Editorial for CCO '23 P5 - Travelling Trader

Remember to use this editorial only when stuck, and not to copy-paste code from it. Please be respectful to the problem author and editorialist.
Submitting an official solution before solving the problem yourself is a bannable offence.

Author: zhouzixiang2004

The three possible values of K are very different problems. We will present their solutions in the order K = 1, K = 3, K = 2 as this is roughly the increasing order of difficulty.

Subtask 1: K = 1

When K = 1, the answer is the longest node-weighted path from the root, which can be found in a single DFS.

Subtasks 5, 6: K = 3

When K = 3, it turns out that it is always possible to visit all nodes. We can do this recursively using the state \text{DFS}(u), which starts from a node u, traverses every node in the subtree of u once, and ends at a child of u (or u itself if the subtree consists of just u). If v_1,\dots,v_k are the children of u, \text{DFS}(u) represents the path formed by u \to \text{rev}(\text{DFS}(v_1)) \to \text{rev}(\text{DFS}(v_2)) \to \dots \to \text{rev}(\text{DFS}(v_k)), where \text{rev} denotes reversing the path.

Reconstructing the path naively (copying around and reversing parts of the path) takes \mathcal{O}(N^2) time and only passes subtask 5. It is possible to use small to large merging of double-ended queues to solve subtask 6 in \mathcal{O}(N \log N) time. We can also reconstruct the path in linear time by instead building up a second graph structure representing parts of the path, only passing around the endpoints of the partial path during the reconstruction DFS, and doing a path traversal afterwards to print the path in the correct order.
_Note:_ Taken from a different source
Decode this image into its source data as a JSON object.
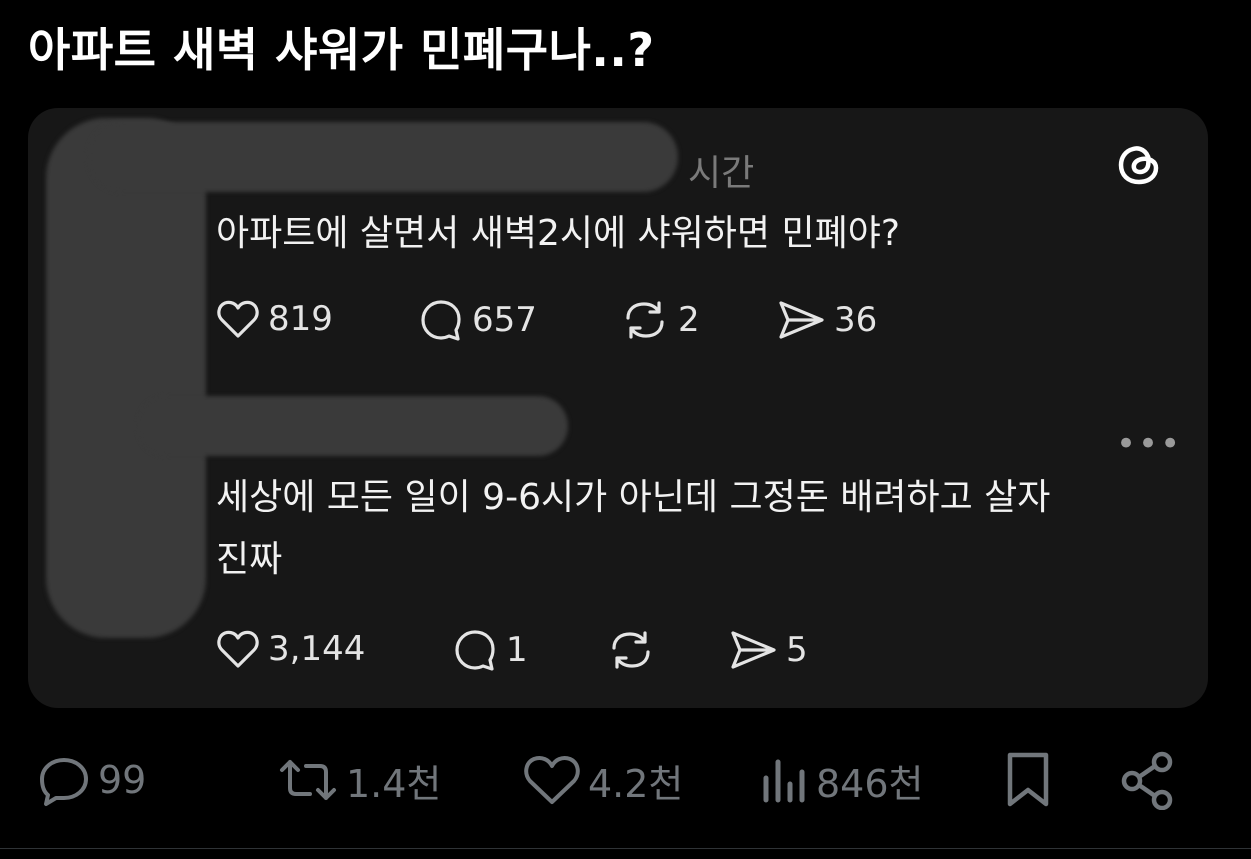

Note that this solution would also solve all of 3 \le K \le N if such K were permitted.

Subtasks 2, 3, 4: K = 2

When K = 2, we need to use dynamic programming to find the optimal path. The following solution may be found by very carefully analyzing all possible ways the path may go. After writing some dynamic programming code to calculate the answer, it is recommended to write a brute force solution and compare answers with it on many random tests before trying to write the path reconstruction code, as it is very easy to miss a case in this problem.

Let dp1[u] represent the best path starting at u and staying within the subtree of u. Let dp2[u] represent the best path starting at u, staying within the subtree of u, and ending at a child of u or just u. Let dp3[u] represent the best path starting at a child of u and staying within the subtree of u (or just u). Let v_1,\dots,v_k be the children of u. The transitions are of the form:

  • dp1[u] \leftarrow p[u] + dp2[v_1] + p[v_2] + \dots + p[v_{k-1}] + dp1[v_k], representing the path u \to \text{rev}(dp2[v_1]) \to v_2 \to \dots \to v_{k-1} \to dp1[v_k]
  • dp1[u] \leftarrow p[u] + dp3[v_1], representing the path u \to dp3[v_1]
  • dp2[u] \leftarrow p[u] + dp2[v_1] + p[v_2] + \dots + p[v_{k-1}] + p[v_k], representing the path u \to \text{rev}(dp2[v_1]) \to v_2 \to \dots \to v_{k-1} \to v_k
  • dp3[u] \leftarrow p[v_1] + p[v_2] + \dots + dp2[v_{k-1}] + p[u] + dp3[v_k], representing the path v_1 \to v_2 \to \dots \to dp2[v_{k-1}] \to u \to dp3[v_k]
  • dp3[u] \leftarrow dp2[v_1] + p[u] + dp2[v_2] + p[v_3] + \dots + p[v_{k-1}] + dp1[v_k], representing the path dp2[v_1] \to u \to \text{rev}(dp2[v_2]) \to v_3 \to \dots \to v_{k-1} \to dp1[v_k]

and similar ones for other orderings of the children.

These transitions mostly just add up p[v_i], except up to 3 of the children are replaced with a dp value. For subtask 2, it suffices to loop over all \mathcal{O}(k^3) ways to choose these up to 3 special children for a time complexity of \mathcal{O}(N^3). For subtasks 3 and 4, we can instead maintain the 3 children v with the maximum dp[v]-p[v] and only consider these to compute the dp values in \mathcal{O}(N) time. Reconstructing the path in \mathcal{O}(N^2) time naively suffices for subtask 3, and for subtask 4, an \mathcal{O}(N \log N) or \mathcal{O}(N) time reconstruction is needed, which can be done similar to the K = 3 case.


There are no comments at the moment.